## TASK DESCRIPTION:
A single figure is the whole answer: the number of lines in the entries that contain "AttributeManager".

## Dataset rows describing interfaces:
+++

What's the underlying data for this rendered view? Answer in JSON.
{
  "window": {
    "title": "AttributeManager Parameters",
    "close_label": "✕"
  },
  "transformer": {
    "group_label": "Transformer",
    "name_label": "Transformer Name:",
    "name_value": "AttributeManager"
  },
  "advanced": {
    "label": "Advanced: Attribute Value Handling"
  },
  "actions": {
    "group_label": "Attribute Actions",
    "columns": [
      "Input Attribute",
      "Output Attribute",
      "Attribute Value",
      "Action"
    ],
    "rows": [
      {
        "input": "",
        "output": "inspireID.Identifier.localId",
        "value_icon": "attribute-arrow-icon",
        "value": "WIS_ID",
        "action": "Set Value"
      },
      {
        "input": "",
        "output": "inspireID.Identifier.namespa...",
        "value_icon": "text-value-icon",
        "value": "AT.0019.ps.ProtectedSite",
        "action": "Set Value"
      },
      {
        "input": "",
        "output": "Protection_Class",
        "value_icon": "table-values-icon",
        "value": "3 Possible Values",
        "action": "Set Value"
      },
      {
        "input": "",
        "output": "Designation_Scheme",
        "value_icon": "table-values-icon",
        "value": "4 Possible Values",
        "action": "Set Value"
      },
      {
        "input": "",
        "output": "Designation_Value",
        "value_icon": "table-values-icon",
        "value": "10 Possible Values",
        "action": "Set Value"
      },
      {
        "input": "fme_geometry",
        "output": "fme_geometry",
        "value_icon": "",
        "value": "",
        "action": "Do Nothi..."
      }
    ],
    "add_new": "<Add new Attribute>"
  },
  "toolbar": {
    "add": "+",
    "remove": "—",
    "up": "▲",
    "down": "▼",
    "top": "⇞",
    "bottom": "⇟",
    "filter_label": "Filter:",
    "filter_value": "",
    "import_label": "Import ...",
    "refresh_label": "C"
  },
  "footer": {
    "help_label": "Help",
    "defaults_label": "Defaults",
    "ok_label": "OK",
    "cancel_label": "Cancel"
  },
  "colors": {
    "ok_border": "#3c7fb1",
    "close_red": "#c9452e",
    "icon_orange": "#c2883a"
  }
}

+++

## SOLVED PROBLEM:
2